You can get Easlo’s second brain template with the link here:
Another stunning and elegant template comes from Reddit community user: notredherring. While this workspace is quite limited in scope, it’s an excellent example of a standalone page format that could be repeated across many use cases.
In this use case, it’s used for tracking ‘Obligations’, ‘Milestones’, and ‘Documents’, plus a simple board view to track tasks and readings. However, this aesthetic design could easily be repurposed for your own particular needs—with a little imagination, of course.
The author has generously made the template available for free duplication here:
Beyond the instantly intriguing title and concept, I love the use of space and consistent colors through this workspace. The large habit tracker in the centre immediately draws the eye (hence, a great place to put your most important repeat tasks and actions!), along with several neat uses of space with the ‘quote’ in the top right corner and an on-theme menu in the lefthand side.
Full points for creativity and concept on this one to the maker, you can get the template for yourself here.
There are two activities that are guaranteed to positively change my state of mind (and that I, nonetheless, don’t do enough of): exercise and reading. And there are few better ways to increase your reading time than to hold yourself accountable—enter Notion book trackers.
This particular tracker is just brilliant. With a quirky, but consistent, black and white aesthetic, it makes full use of illustrations, progress bars, callout separators and even a clock widget to create a truly unique feel.

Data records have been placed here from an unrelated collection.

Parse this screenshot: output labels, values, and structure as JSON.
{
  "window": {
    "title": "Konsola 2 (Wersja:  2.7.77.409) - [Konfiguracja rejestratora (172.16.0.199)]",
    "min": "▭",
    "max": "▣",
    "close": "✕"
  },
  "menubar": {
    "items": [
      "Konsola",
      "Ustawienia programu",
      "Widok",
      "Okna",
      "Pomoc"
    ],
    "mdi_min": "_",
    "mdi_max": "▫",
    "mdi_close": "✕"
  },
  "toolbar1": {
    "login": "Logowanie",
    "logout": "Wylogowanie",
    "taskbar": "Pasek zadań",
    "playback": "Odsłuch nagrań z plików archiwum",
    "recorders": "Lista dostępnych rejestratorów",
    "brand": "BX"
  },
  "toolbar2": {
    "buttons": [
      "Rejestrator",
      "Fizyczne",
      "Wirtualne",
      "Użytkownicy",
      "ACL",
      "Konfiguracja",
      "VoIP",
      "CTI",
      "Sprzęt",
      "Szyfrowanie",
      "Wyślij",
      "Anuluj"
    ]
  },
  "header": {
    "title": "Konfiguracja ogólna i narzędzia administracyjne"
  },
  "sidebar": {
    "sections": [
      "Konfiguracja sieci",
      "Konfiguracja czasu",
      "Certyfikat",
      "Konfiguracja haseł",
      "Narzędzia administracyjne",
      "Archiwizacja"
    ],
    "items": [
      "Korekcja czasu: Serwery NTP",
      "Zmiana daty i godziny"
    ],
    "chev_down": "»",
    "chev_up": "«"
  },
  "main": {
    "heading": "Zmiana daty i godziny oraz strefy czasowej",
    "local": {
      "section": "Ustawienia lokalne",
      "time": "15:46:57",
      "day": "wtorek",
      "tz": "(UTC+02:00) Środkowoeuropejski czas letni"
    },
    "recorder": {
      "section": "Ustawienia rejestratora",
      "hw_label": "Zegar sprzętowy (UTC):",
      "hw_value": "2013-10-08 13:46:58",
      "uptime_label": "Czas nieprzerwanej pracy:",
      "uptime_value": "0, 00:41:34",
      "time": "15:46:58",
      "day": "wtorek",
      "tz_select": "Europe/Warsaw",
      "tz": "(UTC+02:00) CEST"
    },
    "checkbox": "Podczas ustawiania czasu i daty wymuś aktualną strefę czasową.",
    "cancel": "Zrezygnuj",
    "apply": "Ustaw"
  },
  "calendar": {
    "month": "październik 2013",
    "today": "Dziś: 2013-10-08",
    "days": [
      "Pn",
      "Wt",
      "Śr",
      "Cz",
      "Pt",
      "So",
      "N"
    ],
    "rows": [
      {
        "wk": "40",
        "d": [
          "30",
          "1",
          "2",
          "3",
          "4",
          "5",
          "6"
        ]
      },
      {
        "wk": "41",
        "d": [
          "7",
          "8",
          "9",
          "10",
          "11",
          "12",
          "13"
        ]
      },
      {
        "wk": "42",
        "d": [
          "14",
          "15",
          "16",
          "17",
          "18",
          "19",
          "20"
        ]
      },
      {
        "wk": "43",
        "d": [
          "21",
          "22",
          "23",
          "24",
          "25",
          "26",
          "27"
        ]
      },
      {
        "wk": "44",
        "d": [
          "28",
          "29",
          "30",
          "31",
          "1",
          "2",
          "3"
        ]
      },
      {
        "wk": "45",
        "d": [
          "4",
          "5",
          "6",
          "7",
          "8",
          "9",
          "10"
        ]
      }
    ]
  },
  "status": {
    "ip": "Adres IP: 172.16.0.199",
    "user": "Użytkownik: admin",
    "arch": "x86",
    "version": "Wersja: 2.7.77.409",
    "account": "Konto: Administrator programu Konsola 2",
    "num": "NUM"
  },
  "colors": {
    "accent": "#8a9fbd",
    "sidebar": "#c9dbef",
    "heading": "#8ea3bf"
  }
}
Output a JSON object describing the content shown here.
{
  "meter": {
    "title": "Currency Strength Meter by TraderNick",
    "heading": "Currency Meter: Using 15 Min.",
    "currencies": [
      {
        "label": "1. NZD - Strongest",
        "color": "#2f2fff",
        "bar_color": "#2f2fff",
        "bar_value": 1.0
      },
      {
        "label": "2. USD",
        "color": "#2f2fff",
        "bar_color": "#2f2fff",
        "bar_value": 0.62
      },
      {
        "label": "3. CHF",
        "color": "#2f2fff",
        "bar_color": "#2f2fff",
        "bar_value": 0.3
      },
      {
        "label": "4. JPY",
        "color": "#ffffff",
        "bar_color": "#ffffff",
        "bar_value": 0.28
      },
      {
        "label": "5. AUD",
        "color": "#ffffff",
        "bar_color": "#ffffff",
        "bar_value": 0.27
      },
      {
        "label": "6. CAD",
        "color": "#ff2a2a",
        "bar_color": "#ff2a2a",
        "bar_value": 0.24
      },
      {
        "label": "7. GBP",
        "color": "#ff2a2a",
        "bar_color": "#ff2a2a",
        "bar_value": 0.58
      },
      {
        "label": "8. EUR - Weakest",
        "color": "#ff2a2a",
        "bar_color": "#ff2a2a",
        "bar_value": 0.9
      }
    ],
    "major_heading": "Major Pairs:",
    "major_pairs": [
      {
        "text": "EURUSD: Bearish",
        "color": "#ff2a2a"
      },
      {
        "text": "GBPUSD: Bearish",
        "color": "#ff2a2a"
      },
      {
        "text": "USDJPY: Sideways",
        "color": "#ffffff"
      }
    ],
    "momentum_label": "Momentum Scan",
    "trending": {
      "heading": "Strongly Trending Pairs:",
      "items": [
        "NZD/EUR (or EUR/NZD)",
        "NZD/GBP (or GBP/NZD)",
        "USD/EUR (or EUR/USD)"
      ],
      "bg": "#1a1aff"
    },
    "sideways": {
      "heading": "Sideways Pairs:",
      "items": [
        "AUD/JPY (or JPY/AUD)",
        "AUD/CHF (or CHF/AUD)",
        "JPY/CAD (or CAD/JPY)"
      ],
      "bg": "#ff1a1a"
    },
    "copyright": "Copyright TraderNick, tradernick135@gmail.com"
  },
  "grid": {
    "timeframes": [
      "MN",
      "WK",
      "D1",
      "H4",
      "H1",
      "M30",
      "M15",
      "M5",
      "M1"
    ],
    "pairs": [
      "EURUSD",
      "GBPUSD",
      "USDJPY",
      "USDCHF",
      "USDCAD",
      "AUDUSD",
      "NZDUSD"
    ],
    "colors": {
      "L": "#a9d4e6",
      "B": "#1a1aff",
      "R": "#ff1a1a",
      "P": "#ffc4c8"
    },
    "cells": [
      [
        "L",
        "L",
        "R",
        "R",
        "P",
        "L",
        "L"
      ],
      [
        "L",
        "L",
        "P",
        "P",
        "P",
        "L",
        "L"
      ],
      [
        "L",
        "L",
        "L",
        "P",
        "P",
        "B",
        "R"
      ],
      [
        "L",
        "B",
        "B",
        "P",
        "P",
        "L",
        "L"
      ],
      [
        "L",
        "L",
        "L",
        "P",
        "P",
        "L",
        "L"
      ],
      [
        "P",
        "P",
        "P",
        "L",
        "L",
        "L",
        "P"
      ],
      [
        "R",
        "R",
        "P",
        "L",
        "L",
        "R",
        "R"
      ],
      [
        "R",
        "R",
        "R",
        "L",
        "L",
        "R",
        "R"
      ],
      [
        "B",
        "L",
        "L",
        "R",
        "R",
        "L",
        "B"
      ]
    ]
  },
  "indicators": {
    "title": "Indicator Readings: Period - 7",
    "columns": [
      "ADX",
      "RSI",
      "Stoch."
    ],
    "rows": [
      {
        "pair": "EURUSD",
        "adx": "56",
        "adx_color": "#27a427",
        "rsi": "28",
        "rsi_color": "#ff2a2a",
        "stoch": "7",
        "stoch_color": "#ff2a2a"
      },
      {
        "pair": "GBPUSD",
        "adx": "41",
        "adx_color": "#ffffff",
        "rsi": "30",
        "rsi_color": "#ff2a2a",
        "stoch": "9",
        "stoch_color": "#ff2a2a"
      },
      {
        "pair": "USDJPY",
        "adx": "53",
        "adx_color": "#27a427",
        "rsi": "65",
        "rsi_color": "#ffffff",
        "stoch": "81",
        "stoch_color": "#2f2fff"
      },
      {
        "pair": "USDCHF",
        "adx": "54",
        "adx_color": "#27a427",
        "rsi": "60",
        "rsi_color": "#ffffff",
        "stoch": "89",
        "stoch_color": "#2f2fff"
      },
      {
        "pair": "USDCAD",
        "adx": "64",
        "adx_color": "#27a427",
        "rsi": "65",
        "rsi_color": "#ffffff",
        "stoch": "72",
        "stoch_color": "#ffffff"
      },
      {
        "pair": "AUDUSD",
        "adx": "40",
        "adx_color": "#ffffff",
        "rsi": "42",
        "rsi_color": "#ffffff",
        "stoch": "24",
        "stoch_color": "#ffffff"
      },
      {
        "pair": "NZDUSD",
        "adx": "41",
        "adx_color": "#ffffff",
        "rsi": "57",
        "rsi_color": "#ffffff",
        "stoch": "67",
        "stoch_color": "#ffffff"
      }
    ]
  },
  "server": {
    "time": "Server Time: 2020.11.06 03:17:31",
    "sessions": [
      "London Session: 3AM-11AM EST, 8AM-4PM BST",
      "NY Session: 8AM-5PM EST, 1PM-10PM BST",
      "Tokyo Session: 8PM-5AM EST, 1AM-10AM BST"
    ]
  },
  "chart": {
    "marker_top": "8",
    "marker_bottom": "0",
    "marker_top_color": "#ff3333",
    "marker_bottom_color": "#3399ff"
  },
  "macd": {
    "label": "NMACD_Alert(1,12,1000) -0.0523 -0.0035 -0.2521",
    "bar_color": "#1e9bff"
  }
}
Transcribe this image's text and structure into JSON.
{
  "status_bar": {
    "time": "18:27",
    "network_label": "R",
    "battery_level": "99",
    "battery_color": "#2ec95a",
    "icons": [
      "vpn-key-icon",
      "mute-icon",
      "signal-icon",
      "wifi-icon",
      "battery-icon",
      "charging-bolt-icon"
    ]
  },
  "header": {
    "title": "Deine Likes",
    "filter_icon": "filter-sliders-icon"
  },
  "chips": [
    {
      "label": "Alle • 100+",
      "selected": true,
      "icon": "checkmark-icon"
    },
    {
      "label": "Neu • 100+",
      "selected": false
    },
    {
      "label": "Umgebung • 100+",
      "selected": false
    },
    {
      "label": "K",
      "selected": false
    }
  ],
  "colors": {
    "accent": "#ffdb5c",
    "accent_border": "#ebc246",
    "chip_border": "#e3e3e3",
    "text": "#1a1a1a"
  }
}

All of that wrapped up neatly with some clever features like ‘quotes’ and ‘lists’—this one is a true delight for readers everywhere.
You can get the template here.
Populated with well-placed anime illustrations and galleries, this template simply named ‘Den’ is a lovely example of how to make your personal Notion workspace your own.
The workspace itself is well-structured, linking the key databases and making use of various views to make the information as accessible as possible.
Check it out for yourself.
Few Notion template lists would be complete without a mention of Nutt Labs’ Notion mastermind, William Nutt. His Bulletproof Workspace (along with his consistent Notion content and tutorials) are one of the finest examples of how to get the most out of Notion as a productivity tool.
The Bulletproof Workspace is a special one on this list for the thoroughness of structure and design thinking that’s gone into its creation—ironically, the functionality of this workspace is in many ways what allows for it to be so aesthically clean and elegant.
You can learn a whole lot more about the workspace, and follow Nutt Labs for some excellent Notion content, here.
This smart habit tracker from Yudax is a real delight. It lives on the border of ‘self-standing app’ and ‘Notion template’—which is a fine place to be, indeed.
The main goodie of this template is the integrated live charts that are generated as you fill out a native Notion table. The charts themselves are very pleasant to look at—and allow for customizable colors—and the layout of the template is simple, to-the-point and lets the power of the charts speak for themselves.
If you’re looking for a focused habit tracker for 2022, you may need to go no further than this.
This is a live and growing list of standout Notion templates from the community. If you have a recommendation or suggestion for a template to be added (your own or one that you’ve come across), please feel free to message me at firstname.lastname@example.org :)
This template is part of our integrated solo business workspace: Clarity OS.
No more flipping between tabs, repeating entries and losing track of how it all fits together--keep your business in one place with Clarity.